I went to the presentation by Jaron Lanier yesterday and it was very interesting. This Future Salon thing is pretty cool, I’ll definitely go to more of them. The main thrust of the talk was that there are lots of different “ramps” which people can use to judge progress. There’s a ramp of technology, which progresses from the most basic innovations such as fire and the wheel and moves out to a life that looks something like the Jetsons or something called the technological singularity. Of course we’re not sure exactly where the ramp ends up, which is part of the reason we as humans find satisfaction in advancing it. There’s also a ramp of morality, starting with brutal kill-or-be-killed life and progressing to some kind of rainbows and sunshine perfect existence.

There are problems with judging progress by these ramps however. The technological ramp leads to greater potential for people to do harm to each other and does nothing to temper that ability. The moral ramp always leads more directly to people killing each other, cause they can never agree on what morality should look like, and they normally don’t have nice ways to deal with those who don’t agree. These are gross simplifications of course, Jaron spiced with up with all kinds of witticisms and detailed points and factual tidbits and references to other people’s work. You can feel free to debate them here. For instance I’m not sure that I completely agree with the technology ramp leading to greater potential for destruction.. but it doesn’t much matter. I do agree with his proposed replacement ramp. He says that we should instead be striving for ever increasing levels of interpersonal connection, which he has termed the McLuhan ramp (named after Marshall McLuhan, a very influential figure in the analysis and study of media culture). I think I agree that the McLuhan ramp is probably the best. I think I’ve actually already gotten on it.
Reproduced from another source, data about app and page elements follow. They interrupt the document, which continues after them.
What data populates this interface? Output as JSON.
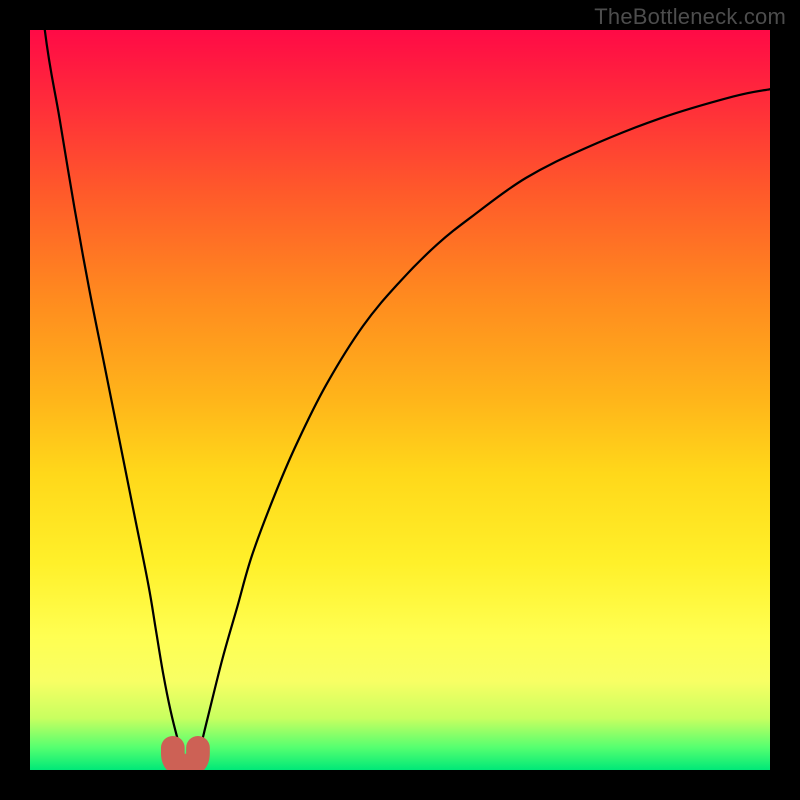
{
  "watermark": {
    "text": "TheBottleneck.com"
  },
  "chart_data": {
    "type": "line",
    "title": "",
    "xlabel": "",
    "ylabel": "",
    "xlim": [
      0,
      100
    ],
    "ylim": [
      0,
      100
    ],
    "grid": false,
    "legend": false,
    "notes": "Gradient background: red at top (bottleneck ~100%) to green at bottom (0%). Black curve shows bottleneck percentage vs relative component strength; minimum near x≈21. Salmon U-shaped marker highlights the optimal region at the bottom.",
    "series": [
      {
        "name": "bottleneck-curve",
        "x": [
          0,
          2,
          4,
          6,
          8,
          10,
          12,
          14,
          16,
          17,
          18,
          19,
          20,
          20.8,
          21.5,
          22.3,
          23,
          24,
          26,
          28,
          30,
          33,
          36,
          40,
          45,
          50,
          55,
          60,
          67,
          75,
          85,
          95,
          100
        ],
        "values": [
          120,
          100,
          88,
          76,
          65,
          55,
          45,
          35,
          25,
          19,
          13,
          8,
          4,
          1.5,
          0.4,
          1.0,
          3,
          7,
          15,
          22,
          29,
          37,
          44,
          52,
          60,
          66,
          71,
          75,
          80,
          84,
          88,
          91,
          92
        ]
      }
    ],
    "marker": {
      "name": "optimal-region",
      "x_center": 21,
      "width": 3.4,
      "height": 3.0
    },
    "gradient_stops": [
      {
        "pos": 0.0,
        "color": "#ff0a46"
      },
      {
        "pos": 0.1,
        "color": "#ff2d3a"
      },
      {
        "pos": 0.22,
        "color": "#ff5a2a"
      },
      {
        "pos": 0.36,
        "color": "#ff8a1f"
      },
      {
        "pos": 0.5,
        "color": "#ffb51a"
      },
      {
        "pos": 0.6,
        "color": "#ffd81a"
      },
      {
        "pos": 0.72,
        "color": "#fff02a"
      },
      {
        "pos": 0.82,
        "color": "#ffff52"
      },
      {
        "pos": 0.88,
        "color": "#f8ff64"
      },
      {
        "pos": 0.93,
        "color": "#c8ff60"
      },
      {
        "pos": 0.97,
        "color": "#54ff70"
      },
      {
        "pos": 1.0,
        "color": "#00e878"
      }
    ]
  }
}
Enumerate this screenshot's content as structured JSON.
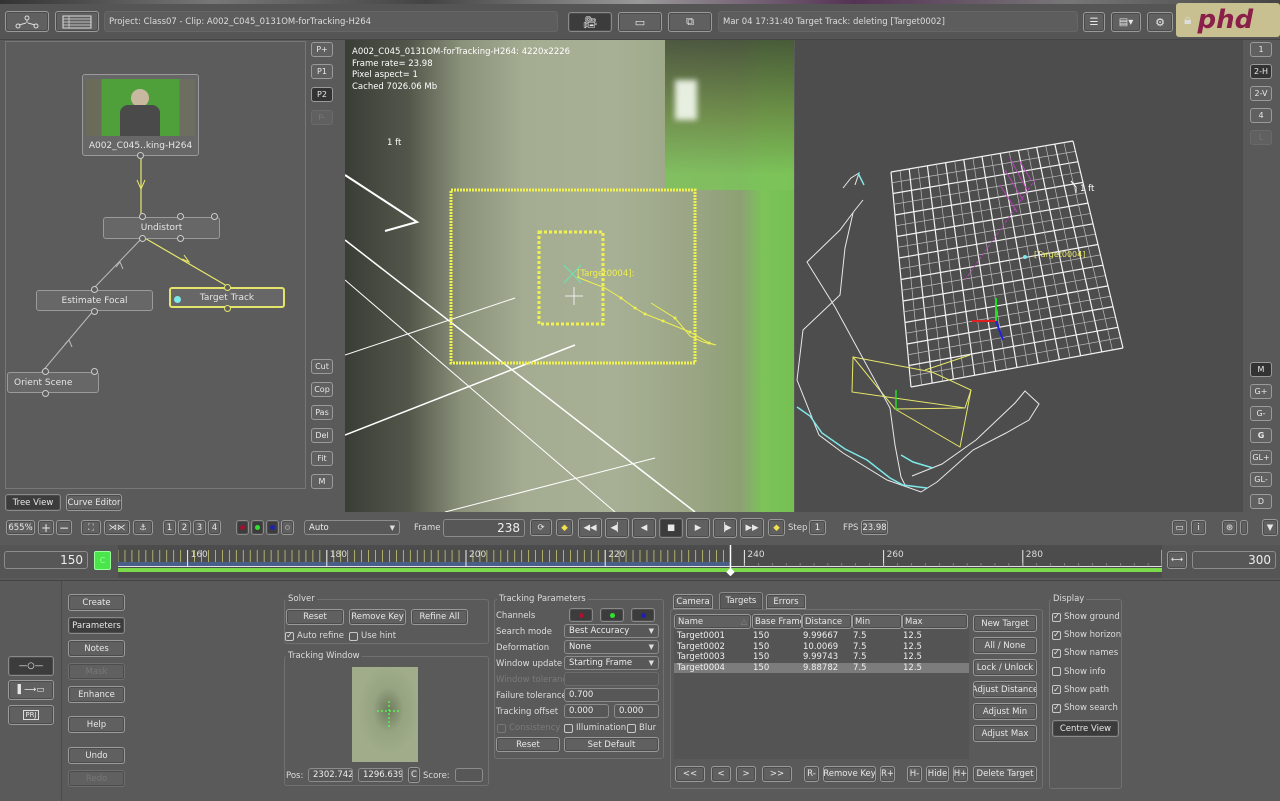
{
  "topbar": {
    "project_label": "Project: Class07 - Clip: A002_C045_0131OM-forTracking-H264",
    "status_message": "Mar 04 17:31:40 Target Track: deleting [Target0002]",
    "logo_text": "phd",
    "icons": [
      "node-tree-icon",
      "clip-list-icon",
      "camera-icon",
      "film-icon",
      "export-icon",
      "log-icon",
      "list-menu-icon",
      "gear-icon",
      "lock-icon"
    ]
  },
  "tree": {
    "nodes": [
      {
        "label": "A002_C045..king-H264"
      },
      {
        "label": "Undistort"
      },
      {
        "label": "Estimate Focal"
      },
      {
        "label": "Target Track"
      },
      {
        "label": "Orient Scene"
      }
    ],
    "tabs": [
      {
        "label": "Tree View"
      },
      {
        "label": "Curve Editor"
      }
    ],
    "side_buttons_top": [
      "P+",
      "P1",
      "P2",
      "P-"
    ],
    "side_buttons_bottom": [
      "Cut",
      "Cop",
      "Pas",
      "Del",
      "Fit",
      "M"
    ]
  },
  "viewer": {
    "info": [
      "A002_C045_0131OM-forTracking-H264: 4220x2226",
      "Frame rate= 23.98",
      "Pixel aspect= 1",
      "Cached 7026.06 Mb"
    ],
    "scale_label": "1 ft",
    "target_label": "[Target0004]:"
  },
  "view3d": {
    "scale_label": "1 ft",
    "target_label": "[Target0004]"
  },
  "right_buttons_top": [
    "1",
    "2-H",
    "2-V",
    "4",
    "L"
  ],
  "right_buttons_bottom": [
    "M",
    "G+",
    "G-",
    "G",
    "GL+",
    "GL-",
    "D"
  ],
  "toolbar": {
    "zoom": "655%",
    "zoom_in": "+",
    "zoom_out": "−",
    "layout_nums": [
      "1",
      "2",
      "3",
      "4"
    ],
    "channel_mode": "Auto",
    "frame_label": "Frame",
    "frame_value": "238",
    "step_label": "Step",
    "step_value": "1",
    "fps_label": "FPS",
    "fps_value": "23.98"
  },
  "timeline": {
    "start": "150",
    "end": "300",
    "current": 238,
    "range": [
      150,
      300
    ],
    "ticks": [
      "160",
      "180",
      "200",
      "220",
      "240",
      "260",
      "280",
      "300"
    ],
    "tracked_until": 238,
    "marker_label": "C"
  },
  "left_panel": {
    "buttons": [
      "Create",
      "Parameters",
      "Notes",
      "Mask",
      "Enhance",
      "Help",
      "Undo",
      "Redo"
    ],
    "mode_icons": [
      "slider-icon",
      "import-clip-icon",
      "project-icon"
    ],
    "project_icon_text": "PRJ"
  },
  "solver": {
    "title": "Solver",
    "reset": "Reset",
    "remove_key": "Remove Key",
    "refine_all": "Refine All",
    "auto_refine": {
      "label": "Auto refine",
      "checked": true
    },
    "use_hint": {
      "label": "Use hint",
      "checked": false
    }
  },
  "tracking_window": {
    "title": "Tracking Window",
    "pos_label": "Pos:",
    "pos_x": "2302.742",
    "pos_y": "1296.639",
    "c_label": "C",
    "score_label": "Score:",
    "score_value": ""
  },
  "tracking_params": {
    "title": "Tracking Parameters",
    "channels_label": "Channels",
    "channel_colors": [
      "#b01030",
      "#30e030",
      "#2020b0"
    ],
    "search_mode_label": "Search mode",
    "search_mode": "Best Accuracy",
    "deformation_label": "Deformation",
    "deformation": "None",
    "window_update_label": "Window update",
    "window_update": "Starting Frame",
    "window_tolerance_label": "Window tolerance",
    "window_tolerance": "",
    "failure_tolerance_label": "Failure tolerance",
    "failure_tolerance": "0.700",
    "tracking_offset_label": "Tracking offset",
    "offset_x": "0.000",
    "offset_y": "0.000",
    "consistency": {
      "label": "Consistency",
      "checked": false
    },
    "illumination": {
      "label": "Illumination",
      "checked": false
    },
    "blur": {
      "label": "Blur",
      "checked": false
    },
    "reset": "Reset",
    "set_default": "Set Default"
  },
  "targets": {
    "tabs": [
      "Camera",
      "Targets",
      "Errors"
    ],
    "active_tab": "Targets",
    "columns": [
      "Name",
      "Base Frame",
      "Distance",
      "Min",
      "Max"
    ],
    "rows": [
      {
        "name": "Target0001",
        "base": "150",
        "distance": "9.99667",
        "min": "7.5",
        "max": "12.5"
      },
      {
        "name": "Target0002",
        "base": "150",
        "distance": "10.0069",
        "min": "7.5",
        "max": "12.5"
      },
      {
        "name": "Target0003",
        "base": "150",
        "distance": "9.99743",
        "min": "7.5",
        "max": "12.5"
      },
      {
        "name": "Target0004",
        "base": "150",
        "distance": "9.88782",
        "min": "7.5",
        "max": "12.5"
      }
    ],
    "selected_row": 3,
    "side_buttons": [
      "New Target",
      "All / None",
      "Lock / Unlock",
      "Adjust Distance",
      "Adjust Min",
      "Adjust Max"
    ],
    "nav": [
      "<<",
      "<",
      ">",
      ">>"
    ],
    "r_minus": "R-",
    "remove_key": "Remove Key",
    "r_plus": "R+",
    "h_minus": "H-",
    "hide": "Hide",
    "h_plus": "H+",
    "delete_target": "Delete Target"
  },
  "display": {
    "title": "Display",
    "options": [
      {
        "label": "Show ground",
        "checked": true
      },
      {
        "label": "Show horizon",
        "checked": true
      },
      {
        "label": "Show names",
        "checked": true
      },
      {
        "label": "Show info",
        "checked": false
      },
      {
        "label": "Show path",
        "checked": true
      },
      {
        "label": "Show search",
        "checked": true
      }
    ],
    "centre_view": "Centre View"
  }
}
There were a whole bunch of other points in there, such as the effects of learning that there is a difference between reality and fantasy during childhood. The ability of virtual reality to replace that “godlike” feeling of power somewhat. And also it’s ability to replace the need for abstract symbology with the capability to instantiate the idea directly. Given that the human race has come to dominance at least partially due to the ability to transfer thought between generations during our nurtured childhood, replacing the hack that is symbolic language with more direct means could have profound effect. Lots of interesting thoughts kicking around in my head now, but I’m going to limit it to just the McLuhan ramp for now and let the rest of you mull over that one the way I’ve been.